CANNABIS TO REDUCE OPIOIDS
Dr. Lionel Marks de Chabris, a pain and addiction specialist in Sudbury, sheds light on why we need to reduce our opioid use and how cannabis can help relieve pain without the risks.
CANADIAN SENIORS ARE BIG OPIOID CONSUMERS
Canadians are the world’s second largest per capita consumer of prescription opioids after Americans, and our opioid use is highest among seniors.
OPIOIDS RELIEVE PAIN WHEN USED PROPERLY
Opioids are medicines that relieve acute or chronic pain by acting on specific nerve cells in the spinal cord and brain. Examples of opioids are morphine, oxycodone, fentanyl, hydromorphone, and OxyNEO.
THERE ARE SIGNIFICANT PROBLEMS WITH OPIOIDS
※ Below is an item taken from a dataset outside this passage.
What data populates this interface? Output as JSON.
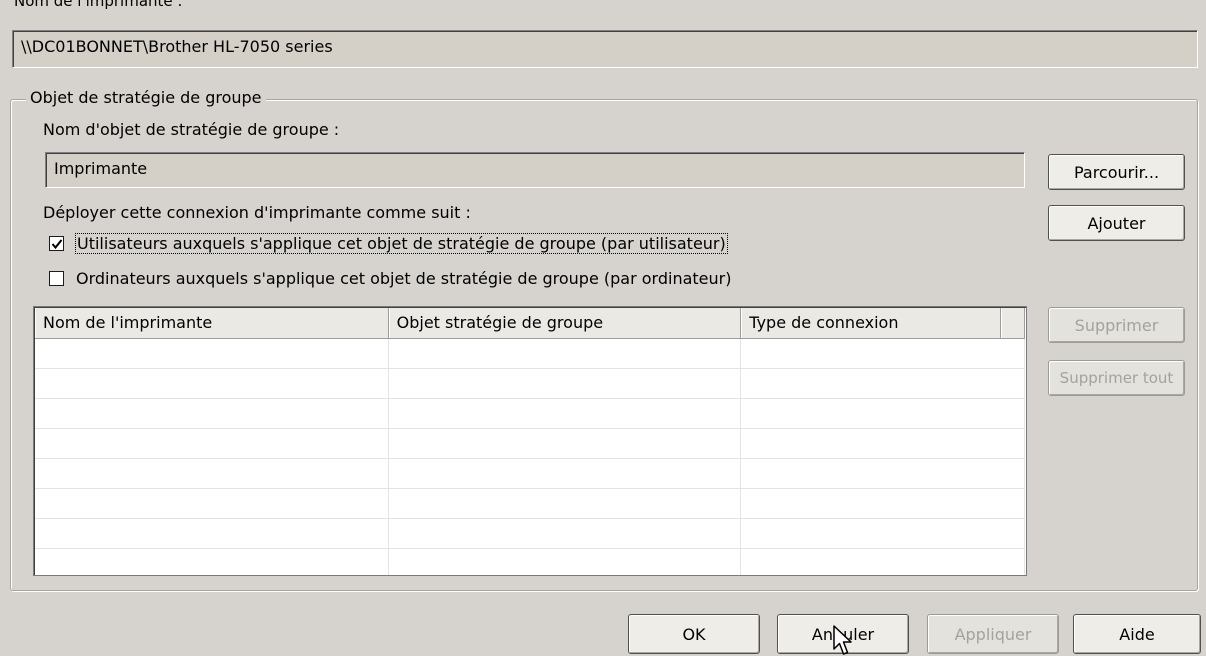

“Opioids are fantastic medicines short-term. If you break your leg, you want to have opioids. In the medium term, they are good for a lot of people. But in the long term, we’re starting to realize that opioids have significant issues, particularly at a high dose.” In the older population, opioids cause sleepiness, constipation, reflux, and problems with the endocrine systems. They increase the risk of diabetes and reduce testosterone. Using opioids long-term can lead to increased tolerance, dependence, and withdrawal symptoms. Opioids have dangerous, unpredictable effects, including addiction, overdose, and death.
SENIORS IN PARTICULAR ARE AT RISK
People over age 65 have the highest rate of hospitalization for opioid poisoning in Canada, according to a 2016 report from the Canadian Institute for Health Information and the Canadian Centre on Substance Abuse. Almost 25% of all opioidrelated hospitalizations in 2014–2015 were for seniors, yet we represent only 16% of the population. We’re at higher risk for adverse drug reactions because of the number of drugs we take, our prevalence of chronic conditions, and age-related changes in the body.
NEW GUIDELINE RECOMMENDS REDUCING OPIOIDS
The 2017 Canadian Guideline for Opioids for Chronic Non-Cancer Pain recommends restricting opioids for new users to less than 50 mg of morphine equivalent a day (MED). For patients who are already using high-dose opioids, the guideline suggests gradually tapering them to below 90 mg MED, potentially even discontinuing them entirely. Under the previous 2010 guideline, the watchful dose was 200 mg MED.
OVERCOME THE FEAR OF WITHDRAWAL
Tapering opioids, particularly from a high dose, should be done carefully and slowly over a long period of time to avoid increased pain and withdrawal issues. “Unless you’re doing it wrong, your patient shouldn’t have a great deal of withdrawal. If you taper down in a reasonable way and you educate and support, then